There was a time when Broken Social Scene was the ‘next big thing,’ back over a decade ago when the idea of music from Canada (that wasn’t Rush) was the ‘next big thing.’ The Toronto collective’s You Forgot It In People was as classic a breakthrough as Arcade Fire’s Funeral, a soaring indie-rock embrace. Since then and self-titled follow-up, the Scene has only occasionally been together, like with 2010’s Forgiveness Rock Record (QRO review), as the various members, who have included founders Kevin Drew (QRO solo live review) & Brendan Canning (QRO interview) with the likes of Feist (QRO live review), Emily Haines (QRO solo album review) & James Shaw of Metric (QRO live review), Amy Millan of Stars (QRO live review), Charles Spearin (QRO interview), Andrew Whiteman (QRO interview) of Apostle of Hustle (QRO spotlight on), and more, have all done their own things (obviously…).
But the Scene is back with Hug of Thunder, a revival and celebration of all that the band means.
Even for a Broken Social Scene record, Thunder has a lot of contributors at 18, with the ‘female vocalist duty’ that’s usually just done by a different woman each album, shared among many, including Feist, Haines, Millan, Lisa Lobsinger, and Ariel Engle. But that job isn’t ‘be pretty and sing,’ but rather fully contributing, which extends to the band as a whole, even with Drew’s clear role as frontman. Thunder is a collective record, and revels in that and what it can accomplish.
There are pieces that are led by one songwriter, but raised even higher by the rest of the group, such as the Haines-led ironic uplift “Protest Song”, Feist’s low-key growing & glowing title track single, and the intimate Drew “Please Take Me With You”. There are also tracks where the gang all works together as a super-one, like classic BSS expansive single “Halfway Home”, push forward, upward, outward “Vanity Pail Kids”, wistful atmosphere “Skyline”, sweet & soft lounge BSS “Victim Lover”, and the shining sadness & laid-back tragedy of “Gonna Get Better”. And the instrumental-loving outfit opens with one in “Sol Luna”, while closer “Mouth Guards of the Apocalypse” begins as a meandering epic instrumental before morphing into a giant, fuzzy call to family.

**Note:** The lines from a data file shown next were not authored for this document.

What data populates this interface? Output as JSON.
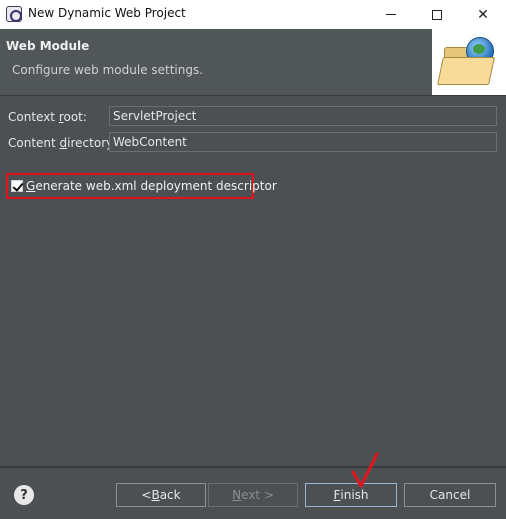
{
  "window": {
    "title": "New Dynamic Web Project"
  },
  "header": {
    "title": "Web Module",
    "description": "Configure web module settings."
  },
  "form": {
    "context_root": {
      "label_pre": "Context ",
      "label_mnemonic": "r",
      "label_post": "oot:",
      "value": "ServletProject"
    },
    "content_directory": {
      "label_pre": "Content ",
      "label_mnemonic": "d",
      "label_post": "irectory:",
      "value": "WebContent"
    }
  },
  "checkbox": {
    "checked": true,
    "label_mnemonic": "G",
    "label_rest": "enerate web.xml deployment descriptor"
  },
  "buttons": {
    "help": "?",
    "back_pre": "< ",
    "back_mnemonic": "B",
    "back_post": "ack",
    "next_mnemonic": "N",
    "next_post": "ext >",
    "finish_mnemonic": "F",
    "finish_post": "inish",
    "cancel": "Cancel"
  },
  "colors": {
    "highlight_border": "#e0141e",
    "background": "#4d5052"
  }
}
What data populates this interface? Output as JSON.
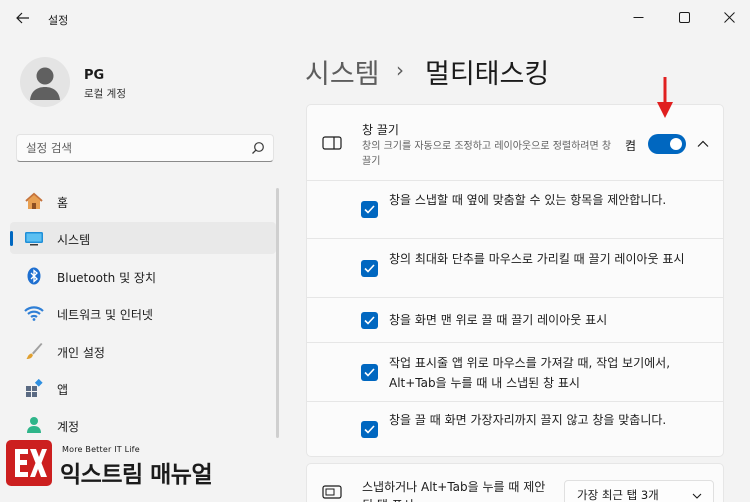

For those who fell in love with Broken Social Scene lo those many years ago, Hug of Thunder is maybe their most complete return since You Forgot, a wonderful way to get the band back together.